Your assignment:
The answer must consist of every line from the data that holds "collab".

(Dataset excerpts Opens)

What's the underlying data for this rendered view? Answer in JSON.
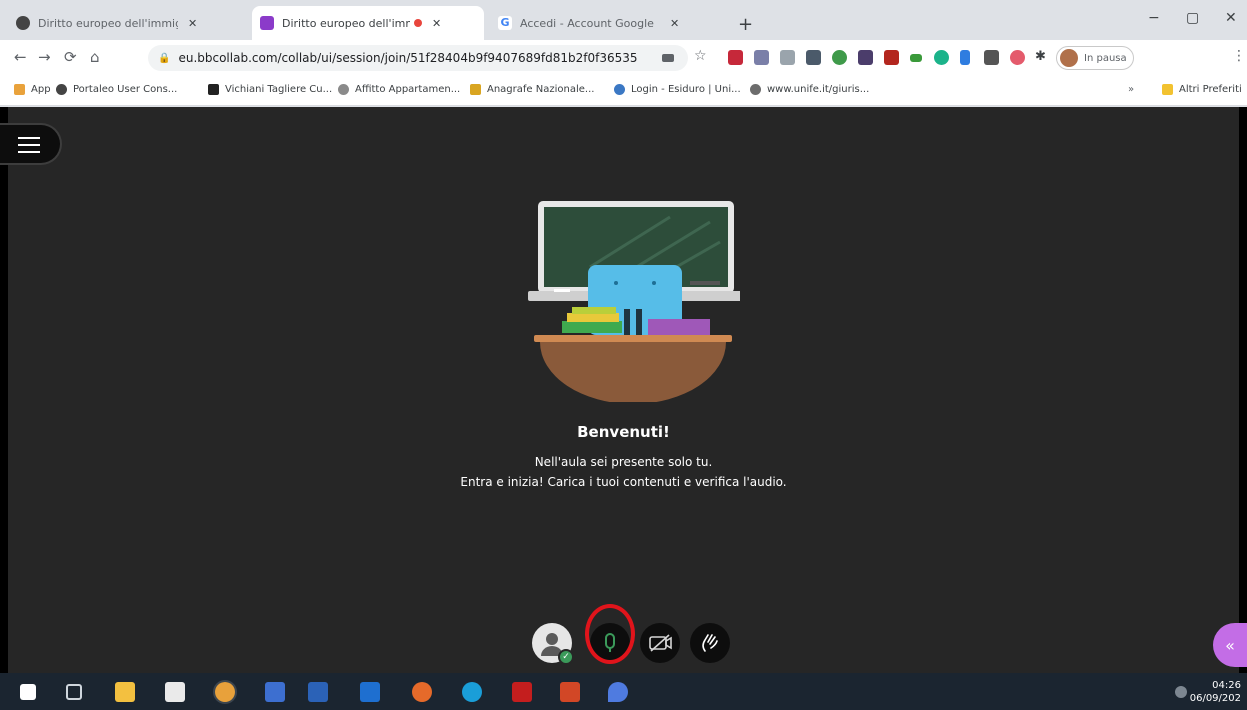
{
  "browser": {
    "tabs": [
      {
        "title": "Diritto europeo dell'immigrazio",
        "active": false,
        "recording": false,
        "icon": "globe-icon"
      },
      {
        "title": "Diritto europeo dell'immigra",
        "active": true,
        "recording": true,
        "icon": "collab-icon"
      },
      {
        "title": "Accedi - Account Google",
        "active": false,
        "recording": false,
        "icon": "google-icon"
      }
    ],
    "new_tab_label": "+",
    "window_controls": {
      "minimize": "−",
      "maximize": "▢",
      "close": "✕"
    },
    "nav": {
      "back": "←",
      "forward": "→",
      "reload": "⟳",
      "home": "⌂"
    },
    "url": "eu.bbcollab.com/collab/ui/session/join/51f28404b9f9407689fd81b2f0f36535",
    "profile_label": "In pausa",
    "bookmarks": [
      {
        "label": "App",
        "color": "#e9a23b"
      },
      {
        "label": "Portaleo User Cons...",
        "color": "#444444"
      },
      {
        "label": "Vichiani Tagliere Cu...",
        "color": "#222222"
      },
      {
        "label": "Affitto Appartamen...",
        "color": "#8a8a8a"
      },
      {
        "label": "Anagrafe Nazionale...",
        "color": "#d9a521"
      },
      {
        "label": "Login - Esiduro | Uni...",
        "color": "#3b78c4"
      },
      {
        "label": "www.unife.it/giuris...",
        "color": "#6c6c6c"
      }
    ],
    "other_bookmarks": "Altri Preferiti"
  },
  "session": {
    "welcome_title": "Benvenuti!",
    "welcome_line_1": "Nell'aula sei presente solo tu.",
    "welcome_line_2": "Entra e inizia! Carica i tuoi contenuti e verifica l'audio.",
    "controls": [
      "avatar",
      "microphone",
      "camera-off",
      "raise-hand"
    ]
  },
  "colors": {
    "stage_bg": "#262626",
    "accent_green": "#3b9a5a",
    "highlight_ring": "#e0141b",
    "collapse_purple": "#c36de6"
  },
  "taskbar": {
    "time": "04:26",
    "date": "06/09/202"
  }
}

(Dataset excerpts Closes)

Answer section:
        "icon": "collab-icon"
    "url": "eu.bbcollab.com/collab/ui/session/join/51f28404b9f9407689fd81b2f0f36535",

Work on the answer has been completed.